Will Hawaii Ban Purposeful Killing and Abuse of Sharks and Rays?
House Bill 808, which outlaws the intentional killing, capture, abuse or entanglement of sharks and rays in state marine waters, passed its first committee meeting on Wednesday. The upper chamber version, Senate Bill 489, secured its first committee approval late last month and passed a second reading on Monday.
If the proposal becomes law, Hawaii could be the first state in the nation to have such sweeping protections for the marine creatures, according to the Guardian.
Penalties for a first offense would range from $500 and goes up to $10,000 for a third or subsequent offense, according to a press release. Exemptions are allowed for research, cultural practices and public safety.
The bills were re-introduced on Jan. 18 by state Sen. Mike Gabbard, who chairs the Senate Agriculture and Environment Committee, and state Rep. Nicole Lowen, who chairs the House Environmental Protection and Energy Committee.
Last year, a similar measure unanimously passed in the Senate but stalled in the House.
"As apex predators, sharks and rays help to keep the ocean ecosystem in balance, and protecting them from unnecessary harm is essential to the health of our coral reefs," Lowen said in the release. "I'm hopeful that this year will be the year that we are able to take this important step."
The measure has received support from people around the country, the Guardian reported, including Ocean Ramsey, a Hawaii-based marine biologist whose jaw-dropping photos with a massive great white shark went viral last month.
"These animals have been around for 450 million years, and during my lifetime so many of them will go extinct," she told the Guardian. "I want it to stop. It's not fair to them and it's not fair to future generations."
Hawaii already has one of the strongest anti-finning laws in the country. That law, which passed in 2010, also prohibits the possession of fins.
But the latest measure explicitly prohibits the intentional killing, capture, abuse or entanglement of sharks and rays, and also expands an existing prohibition on knowingly capturing or killing a manta ray to include all rays.
"Sharks (mano) and Rays (hihimanu) are key marine species, important to the resiliency of our oceans," Gabbard said in the release. "They deserve full protection under law from unnecessary killing or exploitation."
By 2018 Ocean Heroes: Claire MacQueen (13 years old), Sabine Thomas (13) and Ava Inskeep (14)

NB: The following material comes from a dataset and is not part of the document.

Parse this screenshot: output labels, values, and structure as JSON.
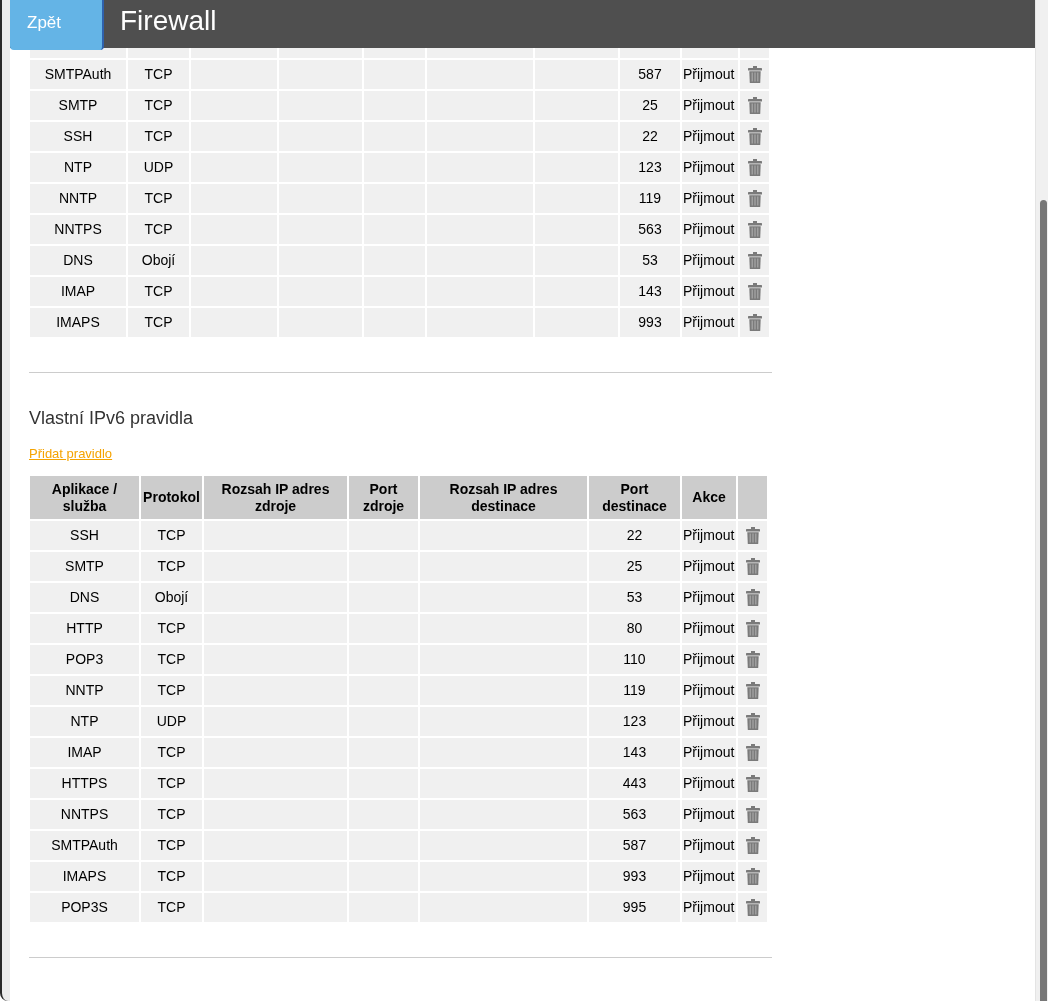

We despise single-use plastics. We want to keep our oceans and our beaches clean. Early last year I (Claire) lived in India for several months and became curious about plastic waste, as it was much more visible in India than back home in the U.S. Seeing all the plastic waste while I was visiting helped me to understand that much of the trash produced by the U.S. actually ends up in developing countries, like India, which does not have a proper waste management system like we do at home, which causes a ton of trash to end up in waterways and the ocean.
In a case watched closely both by polluting industries and clean water advocates across the nation, the U.S. Supreme Court agreed to take up an appeal of a Clean Water Act case out of Hawaii concerning treated sewage flowing into the Pacific Ocean from injection wells.